For the last leg of our trip, we booked a hotel near Narita International Airport–Narita Gateway Hotel–to avoid having to rush to the airport for our late morning flight back to Manila. However, we seemed to have ran out of luck on our way here. We were pissed off at a taxi driver who made us pay Y10,00 (that’s almost US$100) for a taxi fare from Matsudo station to the hotel. I don’t know what his excuse is, but I’m certain he gave us a run around trying to make it look he doesn’t know the exit going up the pathway to the hotel. Grrr!!!
But except for that unfortunate incident, all in all, our trip was fun, enjoyable and had less boo-boos. Japan’s railway system is really superb! It’s so easy to spot where you are and where you’re going to get off. Carrying our luggages also was no problem as Japan’s streets are so traveler-friendly. Still as any traveler, we’ve learned to pack light. Travel tip: you can use coin lockers in major subway stations if you need to deposit your luggages for the time being. Japan has thought of this because their populace spends so much time traveling to and from cities. Also, comparing it to my experience in 2010, most Japanese now seems to be more conversant in English. Some restaurants also offer English menu. It was such a relief!
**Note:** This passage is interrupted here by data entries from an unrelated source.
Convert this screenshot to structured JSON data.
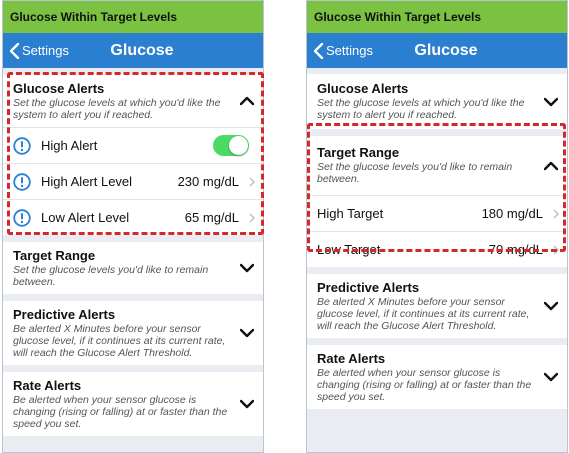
{
  "colors": {
    "topbar_bg": "#7cc242",
    "navbar_bg": "#2b7fd1",
    "highlight": "#d7262c",
    "toggle_on": "#4cd964",
    "alert_icon": "#2b7fd1"
  },
  "left": {
    "window_title": "Glucose Within Target Levels",
    "back_label": "Settings",
    "nav_title": "Glucose",
    "glucose_alerts": {
      "title": "Glucose Alerts",
      "desc": "Set the glucose levels at which you'd like the system to alert you if reached.",
      "expanded": true
    },
    "rows": [
      {
        "label": "High Alert",
        "toggle": true
      },
      {
        "label": "High Alert Level",
        "value": "230 mg/dL"
      },
      {
        "label": "Low Alert Level",
        "value": "65 mg/dL"
      }
    ],
    "target_range": {
      "title": "Target Range",
      "desc": "Set the glucose levels you'd like to remain between."
    },
    "predictive_alerts": {
      "title": "Predictive Alerts",
      "desc": "Be alerted X Minutes before your sensor glucose level, if it continues at its current rate, will reach the Glucose Alert Threshold."
    },
    "rate_alerts": {
      "title": "Rate Alerts",
      "desc": "Be alerted when your sensor glucose is changing (rising or falling) at or faster than the speed you set."
    }
  },
  "right": {
    "window_title": "Glucose Within Target Levels",
    "back_label": "Settings",
    "nav_title": "Glucose",
    "glucose_alerts": {
      "title": "Glucose Alerts",
      "desc": "Set the glucose levels at which you'd like the system to alert you if reached."
    },
    "target_range": {
      "title": "Target Range",
      "desc": "Set the glucose levels you'd like to remain between.",
      "expanded": true
    },
    "rows": [
      {
        "label": "High Target",
        "value": "180 mg/dL"
      },
      {
        "label": "Low Target",
        "value": "70 mg/dL"
      }
    ],
    "predictive_alerts": {
      "title": "Predictive Alerts",
      "desc": "Be alerted X Minutes before your sensor glucose level, if it continues at its current rate, will reach the Glucose Alert Threshold."
    },
    "rate_alerts": {
      "title": "Rate Alerts",
      "desc": "Be alerted when your sensor glucose is changing (rising or falling) at or faster than the speed you set."
    }
  }
}
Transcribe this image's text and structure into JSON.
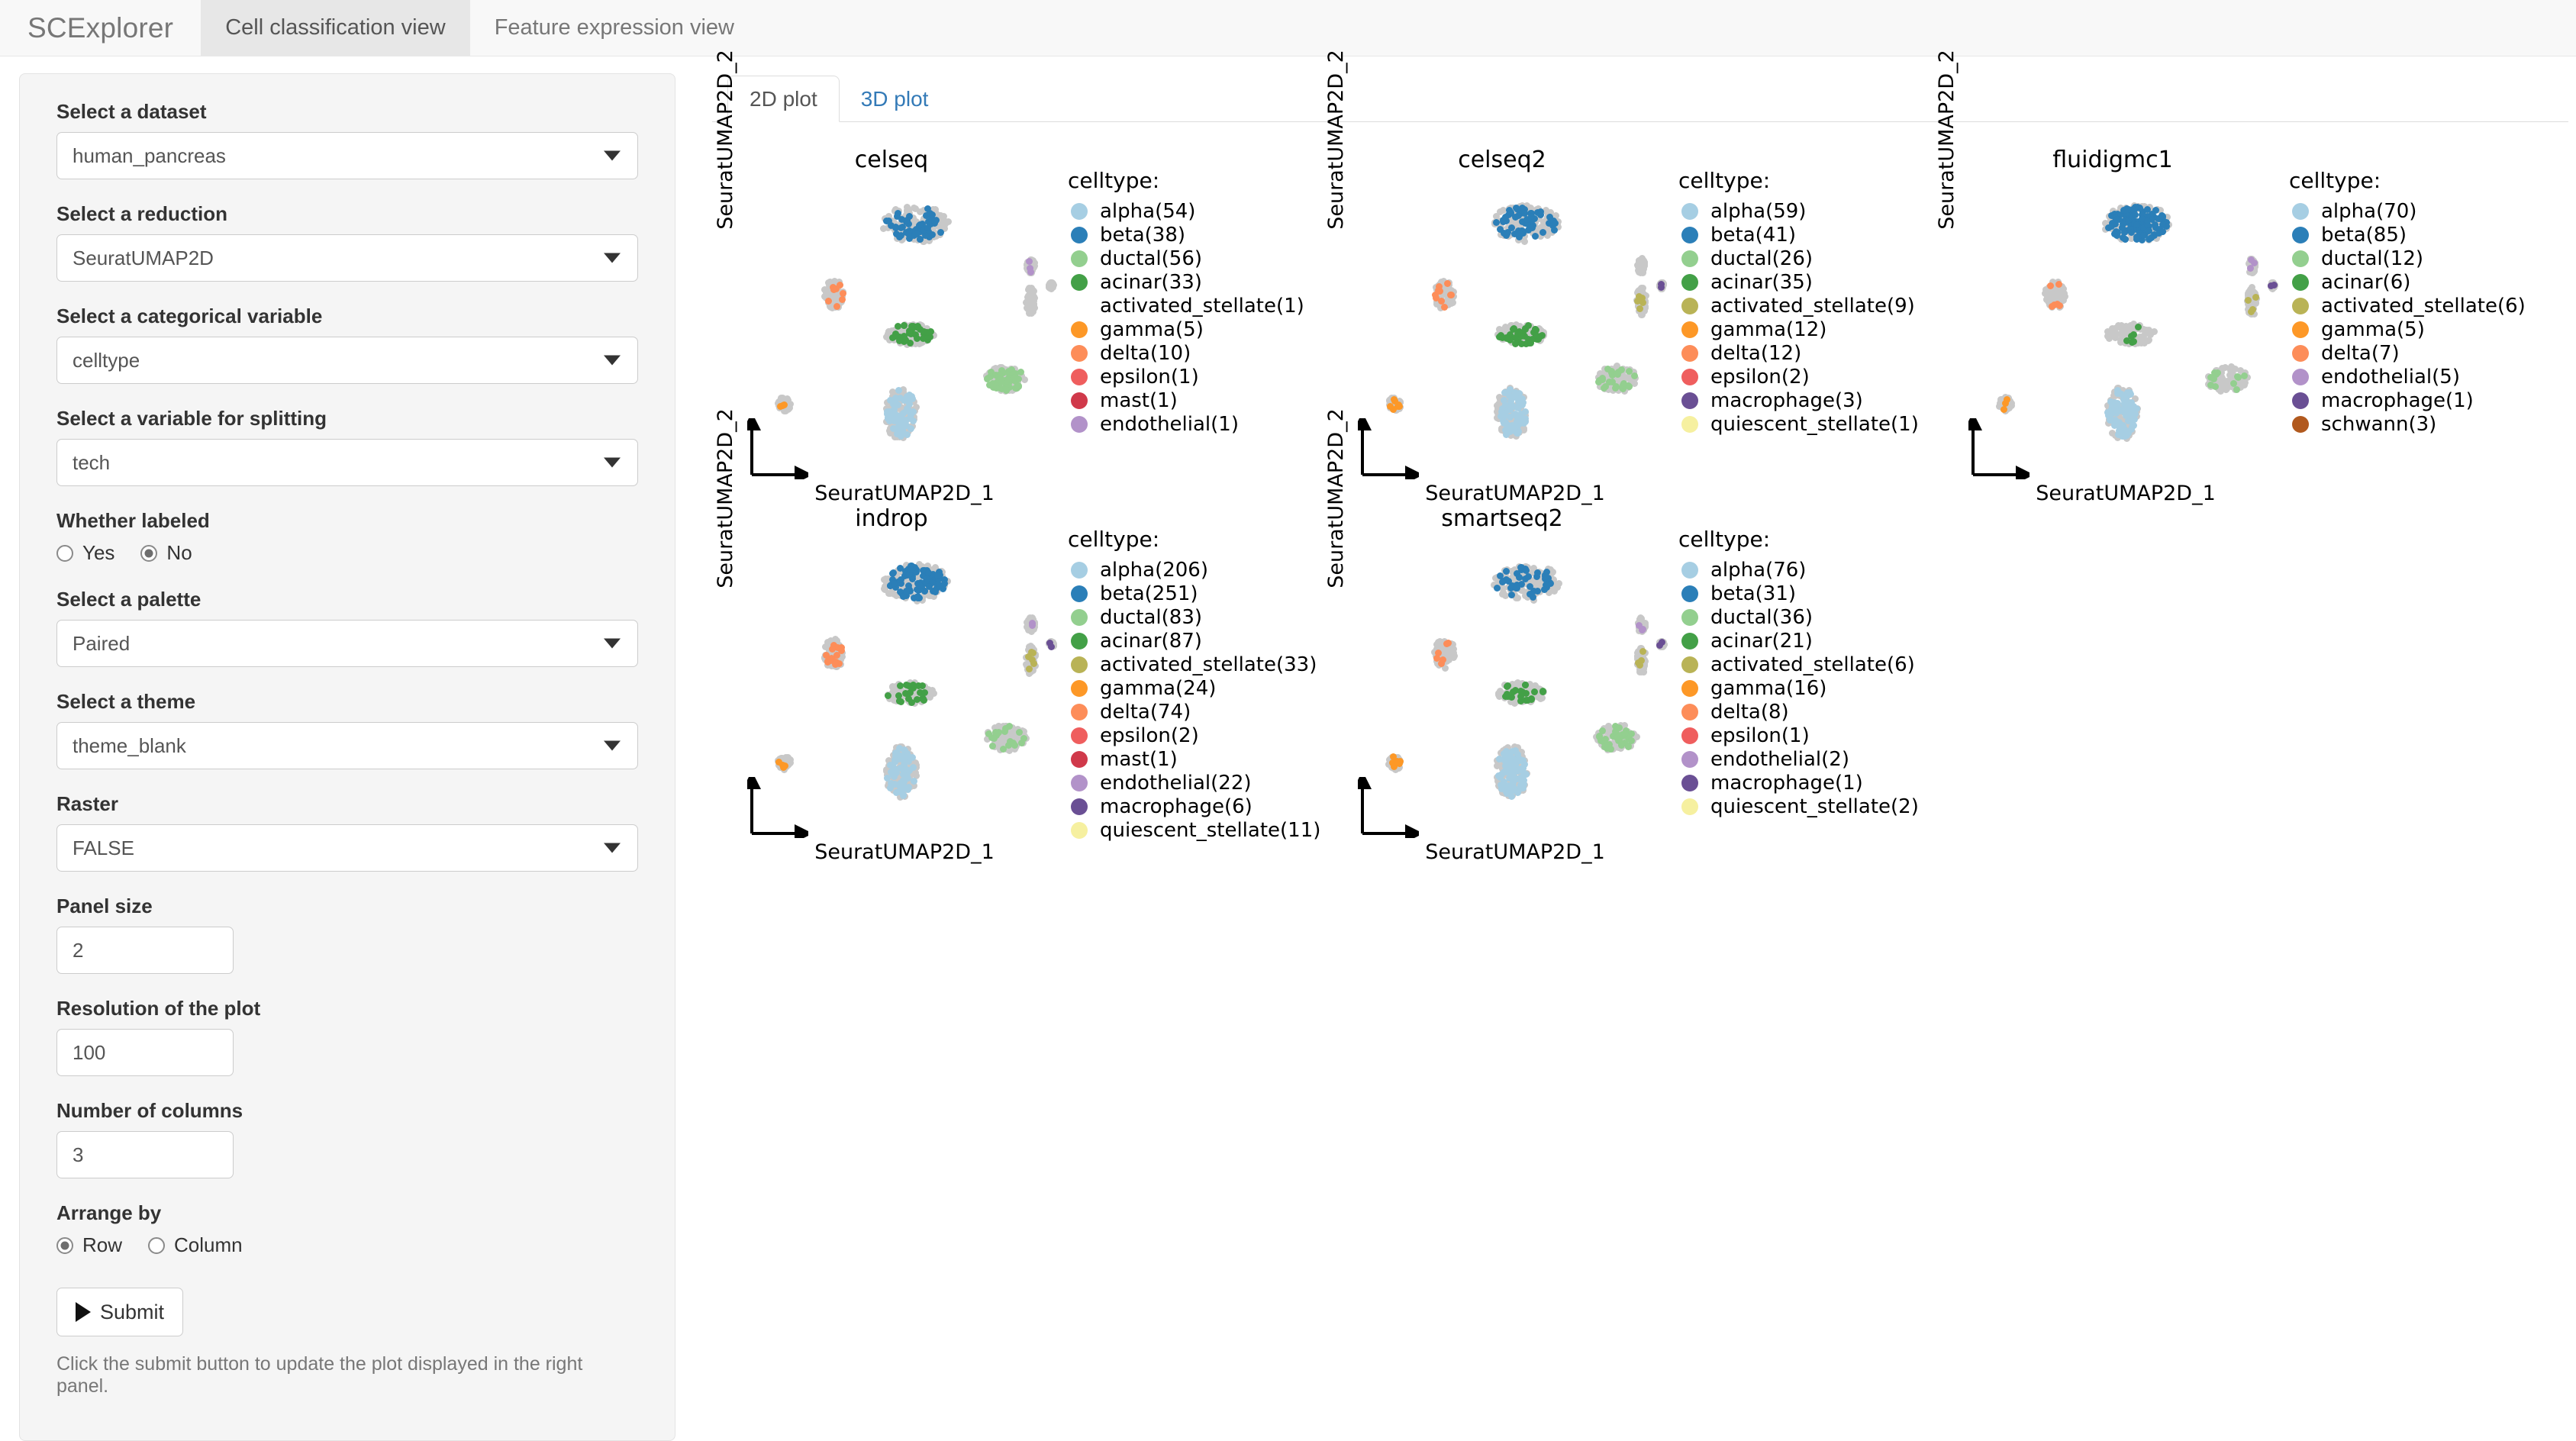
{
  "navbar": {
    "brand": "SCExplorer",
    "tabs": [
      {
        "label": "Cell classification view",
        "active": true
      },
      {
        "label": "Feature expression view",
        "active": false
      }
    ]
  },
  "sidebar": {
    "fields": [
      {
        "label": "Select a dataset",
        "value": "human_pancreas",
        "type": "select",
        "name": "dataset"
      },
      {
        "label": "Select a reduction",
        "value": "SeuratUMAP2D",
        "type": "select",
        "name": "reduction"
      },
      {
        "label": "Select a categorical variable",
        "value": "celltype",
        "type": "select",
        "name": "categorical-variable"
      },
      {
        "label": "Select a variable for splitting",
        "value": "tech",
        "type": "select",
        "name": "split-variable"
      }
    ],
    "labeled": {
      "label": "Whether labeled",
      "options": [
        {
          "label": "Yes",
          "checked": false
        },
        {
          "label": "No",
          "checked": true
        }
      ]
    },
    "fields2": [
      {
        "label": "Select a palette",
        "value": "Paired",
        "type": "select",
        "name": "palette"
      },
      {
        "label": "Select a theme",
        "value": "theme_blank",
        "type": "select",
        "name": "theme"
      },
      {
        "label": "Raster",
        "value": "FALSE",
        "type": "select",
        "name": "raster"
      }
    ],
    "numbers": [
      {
        "label": "Panel size",
        "value": "2",
        "name": "panel-size"
      },
      {
        "label": "Resolution of the plot",
        "value": "100",
        "name": "resolution"
      },
      {
        "label": "Number of columns",
        "value": "3",
        "name": "num-columns"
      }
    ],
    "arrange": {
      "label": "Arrange by",
      "options": [
        {
          "label": "Row",
          "checked": true
        },
        {
          "label": "Column",
          "checked": false
        }
      ]
    },
    "submit_label": "Submit",
    "hint": "Click the submit button to update the plot displayed in the right panel."
  },
  "main": {
    "tabs": [
      {
        "label": "2D plot",
        "active": true
      },
      {
        "label": "3D plot",
        "active": false
      }
    ]
  },
  "chart_data": {
    "type": "scatter",
    "xlabel": "SeuratUMAP2D_1",
    "ylabel": "SeuratUMAP2D_2",
    "legend_title": "celltype:",
    "split_by": "tech",
    "grid": false,
    "legend_position": "right",
    "background_color": "#c8c8c8",
    "palette": {
      "alpha": "#a6cee3",
      "beta": "#2b7fb8",
      "ductal": "#93cf8f",
      "acinar": "#43a047",
      "activated_stellate": "#bdb martens",
      "gamma": "#fd9827",
      "delta": "#fd8d59",
      "epsilon": "#ef5e5e",
      "mast": "#d0394a",
      "endothelial": "#b292c9",
      "macrophage": "#6a4f94",
      "quiescent_stellate": "#f6f0a0",
      "schwann": "#b1591e"
    },
    "panels": [
      {
        "title": "celseq",
        "legend": [
          {
            "label": "alpha(54)",
            "celltype": "alpha",
            "count": 54,
            "color": "#a6cee3"
          },
          {
            "label": "beta(38)",
            "celltype": "beta",
            "count": 38,
            "color": "#2b7fb8"
          },
          {
            "label": "ductal(56)",
            "celltype": "ductal",
            "count": 56,
            "color": "#93cf8f"
          },
          {
            "label": "acinar(33)",
            "celltype": "acinar",
            "count": 33,
            "color": "#43a047"
          },
          {
            "label": "activated_stellate(1)",
            "celltype": "activated_stellate",
            "count": 1,
            "color": "#bdb濃"
          },
          {
            "label": "gamma(5)",
            "celltype": "gamma",
            "count": 5,
            "color": "#fd9827"
          },
          {
            "label": "delta(10)",
            "celltype": "delta",
            "count": 10,
            "color": "#fd8d59"
          },
          {
            "label": "epsilon(1)",
            "celltype": "epsilon",
            "count": 1,
            "color": "#ef5e5e"
          },
          {
            "label": "mast(1)",
            "celltype": "mast",
            "count": 1,
            "color": "#d0394a"
          },
          {
            "label": "endothelial(1)",
            "celltype": "endothelial",
            "count": 1,
            "color": "#b292c9"
          }
        ]
      },
      {
        "title": "celseq2",
        "legend": [
          {
            "label": "alpha(59)",
            "celltype": "alpha",
            "count": 59,
            "color": "#a6cee3"
          },
          {
            "label": "beta(41)",
            "celltype": "beta",
            "count": 41,
            "color": "#2b7fb8"
          },
          {
            "label": "ductal(26)",
            "celltype": "ductal",
            "count": 26,
            "color": "#93cf8f"
          },
          {
            "label": "acinar(35)",
            "celltype": "acinar",
            "count": 35,
            "color": "#43a047"
          },
          {
            "label": "activated_stellate(9)",
            "celltype": "activated_stellate",
            "count": 9,
            "color": "#b9b356"
          },
          {
            "label": "gamma(12)",
            "celltype": "gamma",
            "count": 12,
            "color": "#fd9827"
          },
          {
            "label": "delta(12)",
            "celltype": "delta",
            "count": 12,
            "color": "#fd8d59"
          },
          {
            "label": "epsilon(2)",
            "celltype": "epsilon",
            "count": 2,
            "color": "#ef5e5e"
          },
          {
            "label": "macrophage(3)",
            "celltype": "macrophage",
            "count": 3,
            "color": "#6a4f94"
          },
          {
            "label": "quiescent_stellate(1)",
            "celltype": "quiescent_stellate",
            "count": 1,
            "color": "#f6f0a0"
          }
        ]
      },
      {
        "title": "fluidigmc1",
        "legend": [
          {
            "label": "alpha(70)",
            "celltype": "alpha",
            "count": 70,
            "color": "#a6cee3"
          },
          {
            "label": "beta(85)",
            "celltype": "beta",
            "count": 85,
            "color": "#2b7fb8"
          },
          {
            "label": "ductal(12)",
            "celltype": "ductal",
            "count": 12,
            "color": "#93cf8f"
          },
          {
            "label": "acinar(6)",
            "celltype": "acinar",
            "count": 6,
            "color": "#43a047"
          },
          {
            "label": "activated_stellate(6)",
            "celltype": "activated_stellate",
            "count": 6,
            "color": "#b9b356"
          },
          {
            "label": "gamma(5)",
            "celltype": "gamma",
            "count": 5,
            "color": "#fd9827"
          },
          {
            "label": "delta(7)",
            "celltype": "delta",
            "count": 7,
            "color": "#fd8d59"
          },
          {
            "label": "endothelial(5)",
            "celltype": "endothelial",
            "count": 5,
            "color": "#b292c9"
          },
          {
            "label": "macrophage(1)",
            "celltype": "macrophage",
            "count": 1,
            "color": "#6a4f94"
          },
          {
            "label": "schwann(3)",
            "celltype": "schwann",
            "count": 3,
            "color": "#b1591e"
          }
        ]
      },
      {
        "title": "indrop",
        "legend": [
          {
            "label": "alpha(206)",
            "celltype": "alpha",
            "count": 206,
            "color": "#a6cee3"
          },
          {
            "label": "beta(251)",
            "celltype": "beta",
            "count": 251,
            "color": "#2b7fb8"
          },
          {
            "label": "ductal(83)",
            "celltype": "ductal",
            "count": 83,
            "color": "#93cf8f"
          },
          {
            "label": "acinar(87)",
            "celltype": "acinar",
            "count": 87,
            "color": "#43a047"
          },
          {
            "label": "activated_stellate(33)",
            "celltype": "activated_stellate",
            "count": 33,
            "color": "#b9b356"
          },
          {
            "label": "gamma(24)",
            "celltype": "gamma",
            "count": 24,
            "color": "#fd9827"
          },
          {
            "label": "delta(74)",
            "celltype": "delta",
            "count": 74,
            "color": "#fd8d59"
          },
          {
            "label": "epsilon(2)",
            "celltype": "epsilon",
            "count": 2,
            "color": "#ef5e5e"
          },
          {
            "label": "mast(1)",
            "celltype": "mast",
            "count": 1,
            "color": "#d0394a"
          },
          {
            "label": "endothelial(22)",
            "celltype": "endothelial",
            "count": 22,
            "color": "#b292c9"
          },
          {
            "label": "macrophage(6)",
            "celltype": "macrophage",
            "count": 6,
            "color": "#6a4f94"
          },
          {
            "label": "quiescent_stellate(11)",
            "celltype": "quiescent_stellate",
            "count": 11,
            "color": "#f6f0a0"
          }
        ]
      },
      {
        "title": "smartseq2",
        "legend": [
          {
            "label": "alpha(76)",
            "celltype": "alpha",
            "count": 76,
            "color": "#a6cee3"
          },
          {
            "label": "beta(31)",
            "celltype": "beta",
            "count": 31,
            "color": "#2b7fb8"
          },
          {
            "label": "ductal(36)",
            "celltype": "ductal",
            "count": 36,
            "color": "#93cf8f"
          },
          {
            "label": "acinar(21)",
            "celltype": "acinar",
            "count": 21,
            "color": "#43a047"
          },
          {
            "label": "activated_stellate(6)",
            "celltype": "activated_stellate",
            "count": 6,
            "color": "#b9b356"
          },
          {
            "label": "gamma(16)",
            "celltype": "gamma",
            "count": 16,
            "color": "#fd9827"
          },
          {
            "label": "delta(8)",
            "celltype": "delta",
            "count": 8,
            "color": "#fd8d59"
          },
          {
            "label": "epsilon(1)",
            "celltype": "epsilon",
            "count": 1,
            "color": "#ef5e5e"
          },
          {
            "label": "endothelial(2)",
            "celltype": "endothelial",
            "count": 2,
            "color": "#b292c9"
          },
          {
            "label": "macrophage(1)",
            "celltype": "macrophage",
            "count": 1,
            "color": "#6a4f94"
          },
          {
            "label": "quiescent_stellate(2)",
            "celltype": "quiescent_stellate",
            "count": 2,
            "color": "#f6f0a0"
          }
        ]
      }
    ],
    "clusters": [
      {
        "celltype": "beta",
        "cx": 0.52,
        "cy": 0.16,
        "rx": 0.115,
        "ry": 0.07
      },
      {
        "celltype": "delta",
        "cx": 0.24,
        "cy": 0.43,
        "rx": 0.035,
        "ry": 0.055
      },
      {
        "celltype": "acinar",
        "cx": 0.5,
        "cy": 0.58,
        "rx": 0.085,
        "ry": 0.04
      },
      {
        "celltype": "ductal",
        "cx": 0.83,
        "cy": 0.75,
        "rx": 0.07,
        "ry": 0.05
      },
      {
        "celltype": "alpha",
        "cx": 0.47,
        "cy": 0.88,
        "rx": 0.055,
        "ry": 0.1
      },
      {
        "celltype": "gamma",
        "cx": 0.07,
        "cy": 0.845,
        "rx": 0.022,
        "ry": 0.026
      },
      {
        "celltype": "activated_stellate",
        "cx": 0.915,
        "cy": 0.455,
        "rx": 0.016,
        "ry": 0.055
      },
      {
        "celltype": "endothelial",
        "cx": 0.915,
        "cy": 0.32,
        "rx": 0.014,
        "ry": 0.028
      },
      {
        "celltype": "macrophage",
        "cx": 0.985,
        "cy": 0.395,
        "rx": 0.009,
        "ry": 0.012
      }
    ]
  }
}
I was able to save $400 out of the $1,000 pocket money I set aside for this trip. Meaning I spent a total of $600 in cash (Y70,683/P26,967). But if you include my credit card purchases and the accommodations, and airfare, I spent more or less P40,000 (that’s around $900 or Y104,842). And that already includes a one day pass at Universal Studios Japan, Tokyo Disneyland, and some simple souvenirs for me and some friends. I think that’s not bad. 🙂
The best thing about Japan is that most of the parks and tourist attractions in Japan are free or only requires a minimal entrance fee. We took advantage of this and as you know, almost every place in Japan are interesting venues for any soul stricken with wanderlust. It’s just a matter of knowing where to go, what to do, ahead of your arrival.
Work hard, but travel even harder… 😉